Can you improve your health first, then qualify? Proper nutrition and exercise and self-care can make a big difference in your health and your ability to qualify. Of course, non-smokers and people at a healthy weight qualify more easily. Even people who have had cancer or other health concerns in the past are surprised to learn they can obtain life insurance if they have been healthy for the past ten or so years.
PRO/CON: You can borrow against the cash value to finance major purchases. But should you?
One reason people obtain whole life insurance and fund it with maximum paid-up additions is to have an asset they can easily borrow against as needed for emergencies or opportunities. This allows savings to keep growing and compounding in a tax-advantaged environment without having to liquidate it when a need arises.
If you wish to use a policy in this way, there are two things you should know. First, be prepared to fund it for a few years to build the cash value before you start borrowing. It takes time for cash value to build up. Think of life insurance as your long-term savings vehicle, not a short-term financing solution.
Second, if you wish to borrow money for a purchase or expense, always look for the best way to borrow. For example, if you can finance a new car for 2.9% through a credit union, that’s a better choice than using a policy loan that may charge around 6% interest. However, if you need equipment for your business, an equipment lease may equate to 20% interest or more! In that case, you’d be far ahead using a policy loan. You may also be able to borrow from a bank using your policy as collateral.

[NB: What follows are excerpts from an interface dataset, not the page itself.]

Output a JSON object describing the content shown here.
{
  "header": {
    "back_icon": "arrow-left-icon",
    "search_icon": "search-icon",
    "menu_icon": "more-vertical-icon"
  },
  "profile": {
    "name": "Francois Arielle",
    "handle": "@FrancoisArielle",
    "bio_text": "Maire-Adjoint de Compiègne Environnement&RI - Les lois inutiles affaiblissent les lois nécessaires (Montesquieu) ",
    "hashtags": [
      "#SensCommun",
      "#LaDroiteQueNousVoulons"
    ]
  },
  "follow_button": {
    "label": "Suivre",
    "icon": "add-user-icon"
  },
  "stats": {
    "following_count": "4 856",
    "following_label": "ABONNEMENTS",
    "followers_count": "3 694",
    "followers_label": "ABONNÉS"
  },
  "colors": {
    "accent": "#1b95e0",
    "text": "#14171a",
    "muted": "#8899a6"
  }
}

PRO/CON: Premiums are more expensive, but there is a silver lining—more cash value!
Life insurance is more expensive the older you are. When you are younger, you have longer to live and the life insurance company has more years to invest your premiums to try to cover the death benefit they will pay one day. The base premium for a $100k policy may be ten times more expensive for a 60-year old man than a ten-year old boy. While this demonstrates an advantage to obtaining life insurance on younger generations—premiums are affordable and will never rise with a whole life policy—cash value builds up much faster when premiums are higher. It’s difficult to build meaningful cash value on a child, much easier on an older adult!
Cash value accumulates at any age. In later years, the internal rate of return will be a bit lower than a policy on a younger person, but you’ll typically still be beating bank rates over the long-term, while putting additional protection in place.
The important thing here is to make sure you can afford the policy. If you don’t have cash flow to fund the premium (base premium plus paid-up additions, if you want to build cash value faster), life insurance may not be for you. If you need more income now from your current assets, contact a Prosperity Economics Advisor for other recommendations.
Whole Life Insurance Past 60, 65, 70, even 80!
If you are not yet 85, you’re NOT too old for life insurance. The decision and ability to get it is less about age and more about your health and your financial situation.
At almost any age, life insurance is the best possible asset for passing wealth and for long-term saving (10+ years). A whole life policy gives you great flexibility to replenish, replace, or preserve assets.
Prosperity Economics Advisors specialize in whole life insurance and alternative investment strategies. We are here to help you make informed choices about life insurance and appropriate investments. If you need an advisor, reach out to us for assistance.